Check every line of the entries for the string "time" and return the ones that contain it.

***** Records to use

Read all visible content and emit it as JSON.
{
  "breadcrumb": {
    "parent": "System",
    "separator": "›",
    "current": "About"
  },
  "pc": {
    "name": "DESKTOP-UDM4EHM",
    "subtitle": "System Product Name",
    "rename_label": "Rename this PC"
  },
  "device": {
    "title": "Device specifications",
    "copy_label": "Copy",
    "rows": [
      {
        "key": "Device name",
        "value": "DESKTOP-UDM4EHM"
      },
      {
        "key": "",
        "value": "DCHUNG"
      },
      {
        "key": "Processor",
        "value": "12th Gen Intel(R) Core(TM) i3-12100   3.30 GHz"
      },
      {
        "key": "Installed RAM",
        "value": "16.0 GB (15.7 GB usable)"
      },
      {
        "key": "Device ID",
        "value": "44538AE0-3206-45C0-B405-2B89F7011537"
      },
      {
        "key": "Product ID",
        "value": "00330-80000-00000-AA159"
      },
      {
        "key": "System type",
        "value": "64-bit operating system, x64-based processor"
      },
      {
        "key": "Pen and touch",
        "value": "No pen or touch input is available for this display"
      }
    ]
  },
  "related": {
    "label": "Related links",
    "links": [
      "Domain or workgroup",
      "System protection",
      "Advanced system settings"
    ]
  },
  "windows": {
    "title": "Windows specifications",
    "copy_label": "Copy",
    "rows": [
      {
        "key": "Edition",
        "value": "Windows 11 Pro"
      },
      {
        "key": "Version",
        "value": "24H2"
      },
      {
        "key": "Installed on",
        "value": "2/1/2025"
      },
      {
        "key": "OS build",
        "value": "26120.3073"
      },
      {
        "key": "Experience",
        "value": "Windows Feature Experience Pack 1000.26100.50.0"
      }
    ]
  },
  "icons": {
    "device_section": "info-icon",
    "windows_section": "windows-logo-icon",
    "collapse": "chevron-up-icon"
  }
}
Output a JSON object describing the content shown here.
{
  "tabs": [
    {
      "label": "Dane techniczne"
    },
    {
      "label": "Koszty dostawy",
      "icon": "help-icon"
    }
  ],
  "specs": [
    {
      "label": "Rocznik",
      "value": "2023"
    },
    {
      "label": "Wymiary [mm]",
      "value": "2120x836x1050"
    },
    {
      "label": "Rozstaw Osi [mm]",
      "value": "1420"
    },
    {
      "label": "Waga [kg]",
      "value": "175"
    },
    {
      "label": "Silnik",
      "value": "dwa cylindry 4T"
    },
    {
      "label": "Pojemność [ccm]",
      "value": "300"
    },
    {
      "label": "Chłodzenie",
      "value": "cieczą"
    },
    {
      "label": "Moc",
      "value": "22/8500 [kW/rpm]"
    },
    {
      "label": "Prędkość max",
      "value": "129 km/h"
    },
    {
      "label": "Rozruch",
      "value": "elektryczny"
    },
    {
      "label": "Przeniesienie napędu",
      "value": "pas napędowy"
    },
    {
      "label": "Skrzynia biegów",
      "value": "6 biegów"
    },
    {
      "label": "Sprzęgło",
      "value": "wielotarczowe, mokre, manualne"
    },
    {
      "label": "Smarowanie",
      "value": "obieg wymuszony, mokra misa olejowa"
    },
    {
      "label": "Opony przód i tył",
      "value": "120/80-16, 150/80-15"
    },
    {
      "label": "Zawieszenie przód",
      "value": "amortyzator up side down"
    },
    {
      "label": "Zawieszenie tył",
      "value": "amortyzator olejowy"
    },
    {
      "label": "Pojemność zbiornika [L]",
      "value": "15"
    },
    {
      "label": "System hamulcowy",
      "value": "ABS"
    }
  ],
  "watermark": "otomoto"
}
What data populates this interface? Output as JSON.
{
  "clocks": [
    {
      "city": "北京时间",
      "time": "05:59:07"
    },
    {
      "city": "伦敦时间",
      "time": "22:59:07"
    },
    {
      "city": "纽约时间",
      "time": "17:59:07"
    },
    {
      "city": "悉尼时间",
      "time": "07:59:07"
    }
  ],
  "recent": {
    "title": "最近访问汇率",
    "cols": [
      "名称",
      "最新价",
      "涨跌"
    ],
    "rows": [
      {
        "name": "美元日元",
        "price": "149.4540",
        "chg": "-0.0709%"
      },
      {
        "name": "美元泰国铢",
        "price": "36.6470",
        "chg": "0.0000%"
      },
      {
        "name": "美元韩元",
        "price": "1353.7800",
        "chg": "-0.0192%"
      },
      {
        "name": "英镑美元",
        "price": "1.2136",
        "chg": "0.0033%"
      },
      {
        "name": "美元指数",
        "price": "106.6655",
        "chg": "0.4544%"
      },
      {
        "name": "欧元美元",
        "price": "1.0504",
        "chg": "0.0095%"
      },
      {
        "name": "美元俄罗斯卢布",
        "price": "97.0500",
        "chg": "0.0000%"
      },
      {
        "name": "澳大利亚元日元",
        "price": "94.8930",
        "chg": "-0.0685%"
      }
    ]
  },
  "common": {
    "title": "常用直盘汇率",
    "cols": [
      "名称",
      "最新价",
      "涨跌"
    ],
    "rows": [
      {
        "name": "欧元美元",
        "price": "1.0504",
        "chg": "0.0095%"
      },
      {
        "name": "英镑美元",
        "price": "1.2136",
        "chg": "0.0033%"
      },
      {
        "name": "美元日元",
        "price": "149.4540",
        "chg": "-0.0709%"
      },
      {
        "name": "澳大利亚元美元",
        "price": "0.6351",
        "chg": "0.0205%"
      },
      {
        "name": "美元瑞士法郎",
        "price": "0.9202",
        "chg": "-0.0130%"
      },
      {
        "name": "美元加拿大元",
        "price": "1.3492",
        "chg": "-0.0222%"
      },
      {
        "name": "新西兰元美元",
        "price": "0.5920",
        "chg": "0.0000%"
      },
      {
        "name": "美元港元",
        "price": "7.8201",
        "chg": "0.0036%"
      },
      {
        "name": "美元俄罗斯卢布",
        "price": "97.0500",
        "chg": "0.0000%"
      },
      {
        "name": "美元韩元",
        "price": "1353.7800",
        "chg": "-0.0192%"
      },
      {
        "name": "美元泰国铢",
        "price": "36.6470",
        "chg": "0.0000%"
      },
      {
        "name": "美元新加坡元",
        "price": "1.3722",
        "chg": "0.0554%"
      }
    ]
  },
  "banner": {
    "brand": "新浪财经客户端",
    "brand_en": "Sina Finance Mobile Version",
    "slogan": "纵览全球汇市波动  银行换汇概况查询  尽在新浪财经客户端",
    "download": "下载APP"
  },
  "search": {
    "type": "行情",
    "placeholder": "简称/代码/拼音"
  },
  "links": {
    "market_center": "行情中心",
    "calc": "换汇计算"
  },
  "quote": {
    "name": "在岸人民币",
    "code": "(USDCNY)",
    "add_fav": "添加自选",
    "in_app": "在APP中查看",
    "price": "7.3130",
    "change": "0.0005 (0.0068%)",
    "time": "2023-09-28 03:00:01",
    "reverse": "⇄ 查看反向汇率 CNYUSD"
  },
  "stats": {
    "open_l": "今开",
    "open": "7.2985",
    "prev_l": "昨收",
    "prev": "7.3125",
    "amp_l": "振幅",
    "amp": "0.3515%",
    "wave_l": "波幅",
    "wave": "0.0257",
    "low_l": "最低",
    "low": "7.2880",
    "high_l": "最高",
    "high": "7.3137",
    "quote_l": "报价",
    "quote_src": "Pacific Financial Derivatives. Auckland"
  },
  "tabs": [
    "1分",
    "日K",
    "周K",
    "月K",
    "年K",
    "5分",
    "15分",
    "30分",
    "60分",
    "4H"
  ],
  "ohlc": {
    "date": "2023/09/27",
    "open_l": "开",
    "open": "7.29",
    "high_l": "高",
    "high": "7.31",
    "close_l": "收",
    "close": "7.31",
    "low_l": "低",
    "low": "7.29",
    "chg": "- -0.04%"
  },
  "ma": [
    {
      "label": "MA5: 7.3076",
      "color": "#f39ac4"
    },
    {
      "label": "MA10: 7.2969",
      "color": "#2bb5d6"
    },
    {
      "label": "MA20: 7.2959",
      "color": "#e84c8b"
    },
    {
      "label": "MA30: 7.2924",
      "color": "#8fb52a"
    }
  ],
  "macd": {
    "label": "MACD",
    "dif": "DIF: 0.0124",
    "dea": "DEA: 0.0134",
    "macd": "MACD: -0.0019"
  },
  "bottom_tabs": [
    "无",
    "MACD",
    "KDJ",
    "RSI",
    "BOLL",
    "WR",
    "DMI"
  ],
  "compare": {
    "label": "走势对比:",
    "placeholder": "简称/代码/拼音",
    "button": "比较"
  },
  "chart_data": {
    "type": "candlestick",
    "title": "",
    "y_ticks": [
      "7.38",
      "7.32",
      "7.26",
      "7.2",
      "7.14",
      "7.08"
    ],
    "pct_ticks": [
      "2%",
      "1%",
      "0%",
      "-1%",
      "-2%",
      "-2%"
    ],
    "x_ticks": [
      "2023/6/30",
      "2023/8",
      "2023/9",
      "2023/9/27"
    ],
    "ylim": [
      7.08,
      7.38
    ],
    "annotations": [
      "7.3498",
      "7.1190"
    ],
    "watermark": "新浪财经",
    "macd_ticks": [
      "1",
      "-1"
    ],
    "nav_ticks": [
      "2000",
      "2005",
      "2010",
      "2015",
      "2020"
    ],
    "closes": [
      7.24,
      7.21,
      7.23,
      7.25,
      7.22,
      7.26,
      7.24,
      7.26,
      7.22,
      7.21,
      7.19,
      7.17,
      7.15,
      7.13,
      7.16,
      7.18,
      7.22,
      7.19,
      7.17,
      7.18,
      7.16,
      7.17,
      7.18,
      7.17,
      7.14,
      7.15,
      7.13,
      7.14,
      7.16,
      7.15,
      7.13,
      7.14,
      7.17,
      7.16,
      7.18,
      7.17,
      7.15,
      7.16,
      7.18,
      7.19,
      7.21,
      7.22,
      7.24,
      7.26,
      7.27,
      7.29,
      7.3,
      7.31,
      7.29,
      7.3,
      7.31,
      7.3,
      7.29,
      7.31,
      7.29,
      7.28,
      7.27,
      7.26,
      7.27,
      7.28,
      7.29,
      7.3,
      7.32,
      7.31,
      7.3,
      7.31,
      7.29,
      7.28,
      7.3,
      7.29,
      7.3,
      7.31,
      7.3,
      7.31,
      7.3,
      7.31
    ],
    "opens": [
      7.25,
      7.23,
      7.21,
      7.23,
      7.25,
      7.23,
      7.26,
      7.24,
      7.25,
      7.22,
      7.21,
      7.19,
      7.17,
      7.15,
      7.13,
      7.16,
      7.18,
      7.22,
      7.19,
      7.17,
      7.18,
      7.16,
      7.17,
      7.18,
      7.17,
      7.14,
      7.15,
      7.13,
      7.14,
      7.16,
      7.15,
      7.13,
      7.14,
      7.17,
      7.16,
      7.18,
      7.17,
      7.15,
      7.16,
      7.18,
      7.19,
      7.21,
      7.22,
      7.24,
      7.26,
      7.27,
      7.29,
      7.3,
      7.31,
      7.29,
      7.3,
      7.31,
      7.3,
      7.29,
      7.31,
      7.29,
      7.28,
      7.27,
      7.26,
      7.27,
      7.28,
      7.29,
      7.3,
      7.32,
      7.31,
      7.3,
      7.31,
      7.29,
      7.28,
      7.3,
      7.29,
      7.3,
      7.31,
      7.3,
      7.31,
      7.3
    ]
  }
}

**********

**Exercise response:**
      "time": "05:59:07"
      "time": "22:59:07"
      "time": "17:59:07"
      "time": "07:59:07"
    "time": "2023-09-28 03:00:01",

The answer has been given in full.